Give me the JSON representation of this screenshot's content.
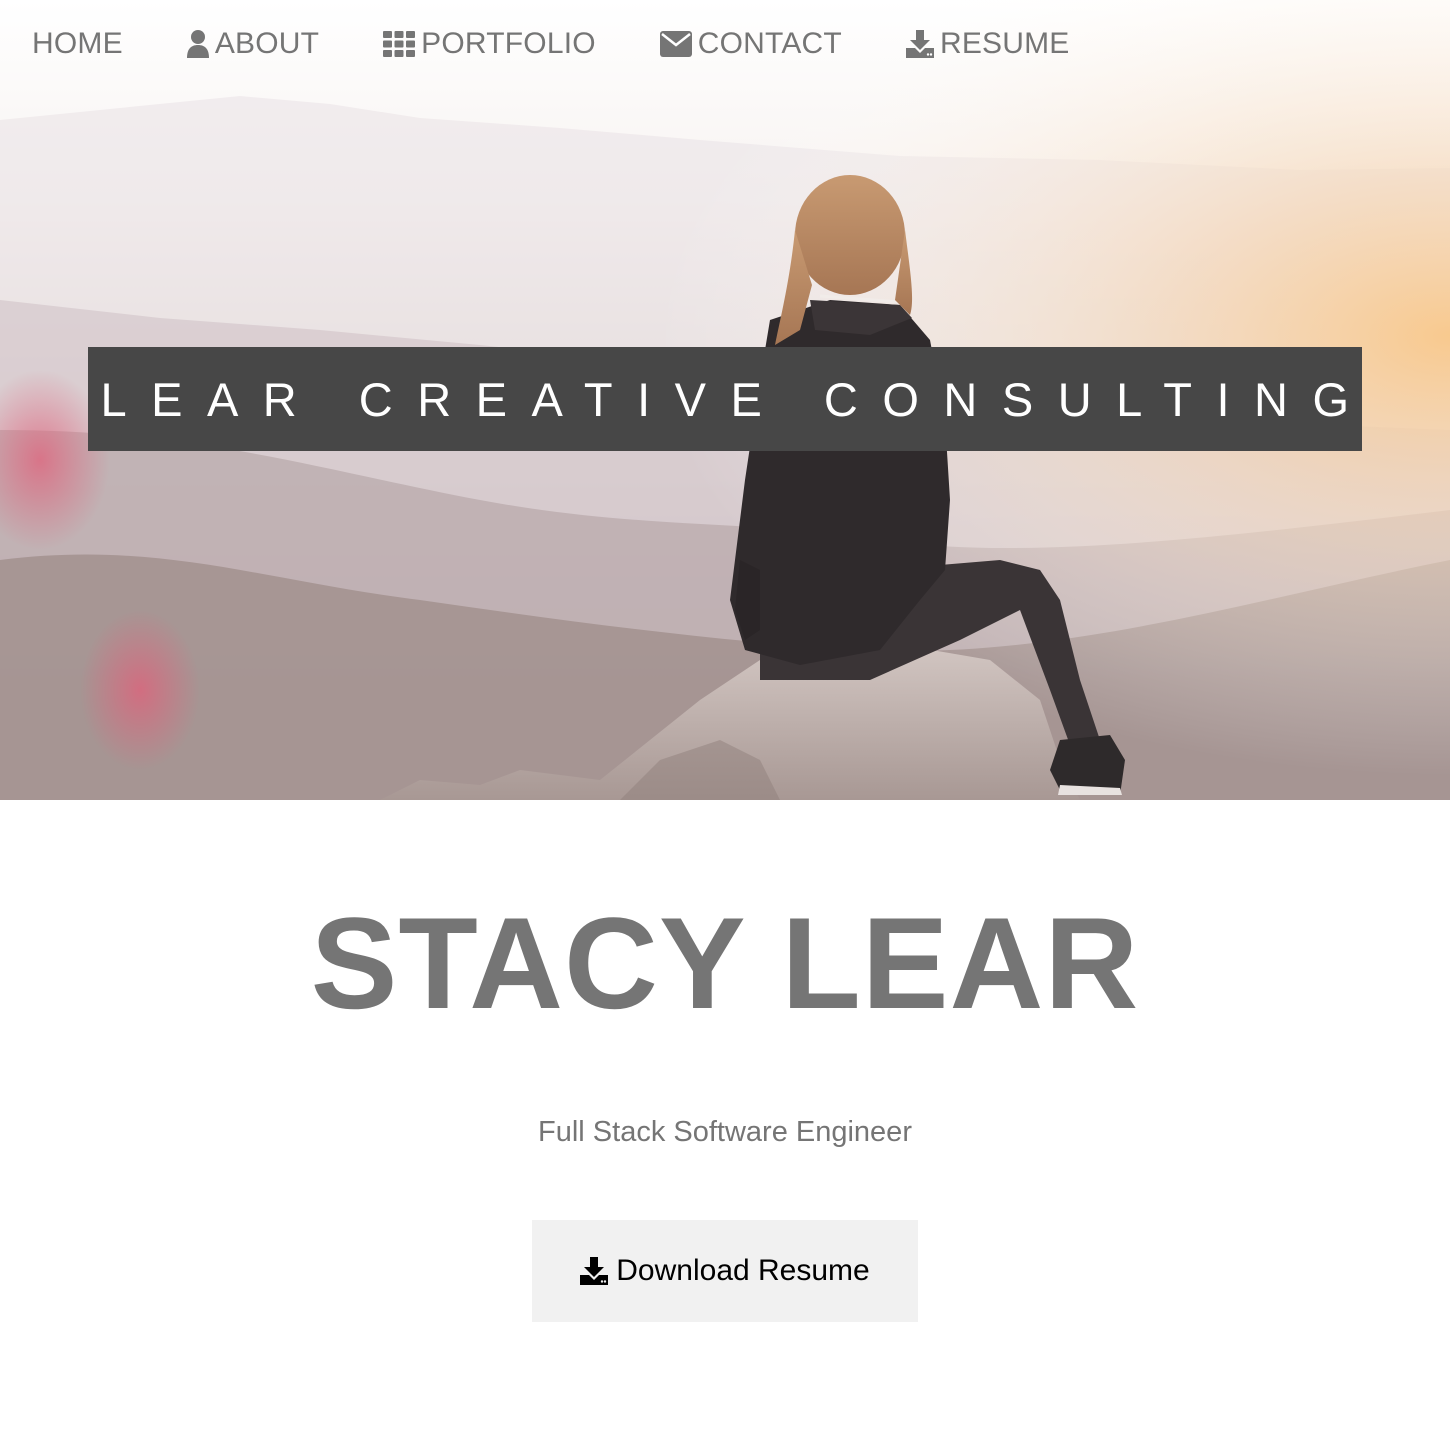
{
  "nav": {
    "items": [
      {
        "label": "HOME",
        "icon": ""
      },
      {
        "label": "ABOUT",
        "icon": "user-icon"
      },
      {
        "label": "PORTFOLIO",
        "icon": "grid-icon"
      },
      {
        "label": "CONTACT",
        "icon": "envelope-icon"
      },
      {
        "label": "RESUME",
        "icon": "download-icon"
      }
    ]
  },
  "hero": {
    "banner_title": "LEAR CREATIVE CONSULTING",
    "image": "woman sitting on mountain rock at sunrise"
  },
  "profile": {
    "name": "STACY LEAR",
    "tagline": "Full Stack Software Engineer"
  },
  "download_button": {
    "label": "Download Resume",
    "icon": "download-icon"
  },
  "colors": {
    "nav_text": "#757575",
    "banner_bg": "#474747",
    "banner_text": "#ffffff",
    "name_text": "#757575",
    "button_bg": "#f1f1f1",
    "button_text": "#000000"
  }
}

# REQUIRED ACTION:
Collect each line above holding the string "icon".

# TASK SOLUTION:
        "icon": ""
        "icon": "user-icon"
        "icon": "grid-icon"
        "icon": "envelope-icon"
        "icon": "download-icon"
    "icon": "download-icon"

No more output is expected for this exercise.